The US volatility index (‘VIX’) remains unchanged at 10.15% and highlights that traders simply don’t see the S&P 500 moving with any great degree in the coming 30 days. More short-term, USD/JPY implied volatility (vols) is still quite subdued; the market is implying a 67-pip move in the full session ahead and a 42-pip move in AUD/USD. So hardly screaming that the Fed are going to inject some sizeable volatility in markets. Clearly, we expect the Fed to announce a formal start to reducing its $4.47 trillion balance sheet, but this is in the price and the collective will make sure the market is comfortable with the fact that it will be gradual.
We expect some tweaking of inflation forecasts for 2018, while in the commentary we should hear that low inflation remains transitory. The Fed are watching it closely and we expect some altering of the so-called ‘dots plot’ projection (or the various Fed members forecasts of where the fed funds rate should be in the years ahead).
However, the important view here is whether the median projections for 2017 and 2018 remain unchanged. For the median projection to be lowered, thus causing selling of USD’s, driven by a fall in the probability of a December hike falling to say 35-40%, then we need four members to lower their call on rates and this seems somewhat unlikely. The question then is how much the market interprets the statement and Yellen’s commentary as an urgency to hike in December, and if the 39bp of hikes priced in through to end-2018 is fair. If we look at implied volatility, not to mention limited disdain to hold risk assets and the stable performance of emerging markets, then we can deduce the market is not expecting any shocks at this meeting.
Turning to Asia and SPI futures have pushed up 21 points, indicating a somewhat stronger open for the ASX 200. The event risk today is minimal, with Westpac leading index out at 10:30am, although there is no survey and one expects this to have little impact on Aussie assets. AUD/USD has been bid all through European and US trade, finding itself back above the 80 handle, with the AUD and NZD being the strongest currency pairs in G10 complex on the session. As mentioned, there is little to drive today, but FX traders do need to assess the risks (as they always should) in the portfolio ahead of the FOMC meet.
Things get interesting should the market find the Fed’s tone somewhat dovish (relative to expectations) and we see a push back on a December hike. A move into the July high of $0.8066 could find sellers, but that said, if the bulls can push the pair for a close through this level and it would be a strong bullish development.
Let’s not forget yesterday’s ASX 200 tape was fairly bearish, with the Aussie index rallying into 5742 before traders sold into the strength with the index closing on its lows. This begs the question whether traders will fade moves into today’s opening call of 5723 again. That said, ASX financials look destined to find the buyers this morning, if the S&P 500 is our guide and a simple sense check of a 21-point gain in SPI futures, relative to a 5c gain in BHP’s ADR (American Depository Receipt). Material and energy names have mixed leads, with spot iron ore closing -4.1%, while iron ore futures are 1.8% lower.
Copper has closed 0.2% higher.

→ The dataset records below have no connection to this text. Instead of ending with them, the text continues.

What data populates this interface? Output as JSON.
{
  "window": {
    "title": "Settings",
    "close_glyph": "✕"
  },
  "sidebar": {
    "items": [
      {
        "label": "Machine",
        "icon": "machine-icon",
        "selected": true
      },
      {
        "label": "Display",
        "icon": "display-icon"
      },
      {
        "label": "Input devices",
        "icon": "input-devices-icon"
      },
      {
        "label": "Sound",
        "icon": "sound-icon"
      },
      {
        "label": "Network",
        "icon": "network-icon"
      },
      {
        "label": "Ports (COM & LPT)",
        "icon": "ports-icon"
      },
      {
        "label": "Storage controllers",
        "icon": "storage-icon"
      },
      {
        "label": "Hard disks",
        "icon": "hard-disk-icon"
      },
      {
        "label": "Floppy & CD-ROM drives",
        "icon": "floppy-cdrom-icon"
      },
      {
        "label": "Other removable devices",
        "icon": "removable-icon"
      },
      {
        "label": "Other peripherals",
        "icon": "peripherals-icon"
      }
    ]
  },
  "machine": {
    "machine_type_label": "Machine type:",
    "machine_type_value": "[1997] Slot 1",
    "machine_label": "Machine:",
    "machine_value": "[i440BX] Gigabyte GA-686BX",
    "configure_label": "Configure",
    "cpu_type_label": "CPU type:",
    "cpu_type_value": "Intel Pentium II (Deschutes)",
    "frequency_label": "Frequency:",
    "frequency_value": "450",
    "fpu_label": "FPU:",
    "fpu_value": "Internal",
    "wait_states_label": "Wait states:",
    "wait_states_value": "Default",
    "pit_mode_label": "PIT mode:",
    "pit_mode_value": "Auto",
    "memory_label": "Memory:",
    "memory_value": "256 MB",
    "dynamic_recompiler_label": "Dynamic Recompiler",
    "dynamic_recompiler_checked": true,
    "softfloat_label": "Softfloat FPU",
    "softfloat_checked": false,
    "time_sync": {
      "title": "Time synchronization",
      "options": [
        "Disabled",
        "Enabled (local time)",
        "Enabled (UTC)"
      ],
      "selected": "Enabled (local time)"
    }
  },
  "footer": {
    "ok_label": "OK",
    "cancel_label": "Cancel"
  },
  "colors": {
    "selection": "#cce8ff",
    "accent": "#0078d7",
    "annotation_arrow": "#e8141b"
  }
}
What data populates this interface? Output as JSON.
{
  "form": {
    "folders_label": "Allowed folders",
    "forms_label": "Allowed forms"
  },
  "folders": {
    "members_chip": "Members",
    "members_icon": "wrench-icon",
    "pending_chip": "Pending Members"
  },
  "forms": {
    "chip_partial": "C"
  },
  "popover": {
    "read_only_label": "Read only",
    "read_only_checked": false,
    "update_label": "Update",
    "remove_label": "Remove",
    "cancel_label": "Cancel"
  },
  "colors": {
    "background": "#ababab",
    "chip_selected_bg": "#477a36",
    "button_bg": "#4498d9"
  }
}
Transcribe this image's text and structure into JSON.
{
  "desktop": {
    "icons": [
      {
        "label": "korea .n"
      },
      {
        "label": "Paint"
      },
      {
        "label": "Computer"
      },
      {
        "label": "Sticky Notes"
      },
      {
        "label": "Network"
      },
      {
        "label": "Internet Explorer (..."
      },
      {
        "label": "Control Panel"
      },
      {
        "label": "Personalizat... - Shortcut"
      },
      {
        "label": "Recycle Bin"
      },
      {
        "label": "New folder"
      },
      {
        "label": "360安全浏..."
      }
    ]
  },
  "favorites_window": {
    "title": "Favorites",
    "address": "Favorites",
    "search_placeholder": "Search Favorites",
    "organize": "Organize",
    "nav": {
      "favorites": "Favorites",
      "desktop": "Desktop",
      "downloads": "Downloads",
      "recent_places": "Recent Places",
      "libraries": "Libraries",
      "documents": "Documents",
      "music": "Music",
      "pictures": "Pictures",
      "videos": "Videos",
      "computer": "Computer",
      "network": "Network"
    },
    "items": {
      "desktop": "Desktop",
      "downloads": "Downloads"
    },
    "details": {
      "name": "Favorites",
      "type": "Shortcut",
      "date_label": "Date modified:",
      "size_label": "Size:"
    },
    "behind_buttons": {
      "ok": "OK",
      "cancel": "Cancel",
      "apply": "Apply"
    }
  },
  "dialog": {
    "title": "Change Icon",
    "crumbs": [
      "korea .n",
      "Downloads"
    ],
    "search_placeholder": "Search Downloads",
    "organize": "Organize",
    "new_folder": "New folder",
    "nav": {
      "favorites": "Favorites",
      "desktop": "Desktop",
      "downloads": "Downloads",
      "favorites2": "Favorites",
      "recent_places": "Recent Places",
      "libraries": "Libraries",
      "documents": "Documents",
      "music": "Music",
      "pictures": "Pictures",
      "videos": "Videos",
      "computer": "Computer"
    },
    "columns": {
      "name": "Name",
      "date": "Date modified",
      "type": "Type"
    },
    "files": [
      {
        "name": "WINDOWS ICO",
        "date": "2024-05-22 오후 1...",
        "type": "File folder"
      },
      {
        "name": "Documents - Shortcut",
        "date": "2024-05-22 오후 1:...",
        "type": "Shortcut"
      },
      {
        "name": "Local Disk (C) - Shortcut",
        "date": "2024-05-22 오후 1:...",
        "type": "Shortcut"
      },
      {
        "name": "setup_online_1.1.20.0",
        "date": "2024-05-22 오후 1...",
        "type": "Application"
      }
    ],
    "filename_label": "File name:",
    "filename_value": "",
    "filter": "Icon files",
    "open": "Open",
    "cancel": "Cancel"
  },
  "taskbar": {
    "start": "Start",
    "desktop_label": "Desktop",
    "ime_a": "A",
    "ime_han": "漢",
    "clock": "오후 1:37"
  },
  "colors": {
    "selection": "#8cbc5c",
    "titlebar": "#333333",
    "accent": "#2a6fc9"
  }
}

US crude closed 0.6% lower at $49.60, but we have seen a 30c gain after the official close, with the weekly API inventory report showing a smaller-than-expected 1.4 million barrel build in crude inventories, while gasoline inventories fell a sizeable 5.1 million.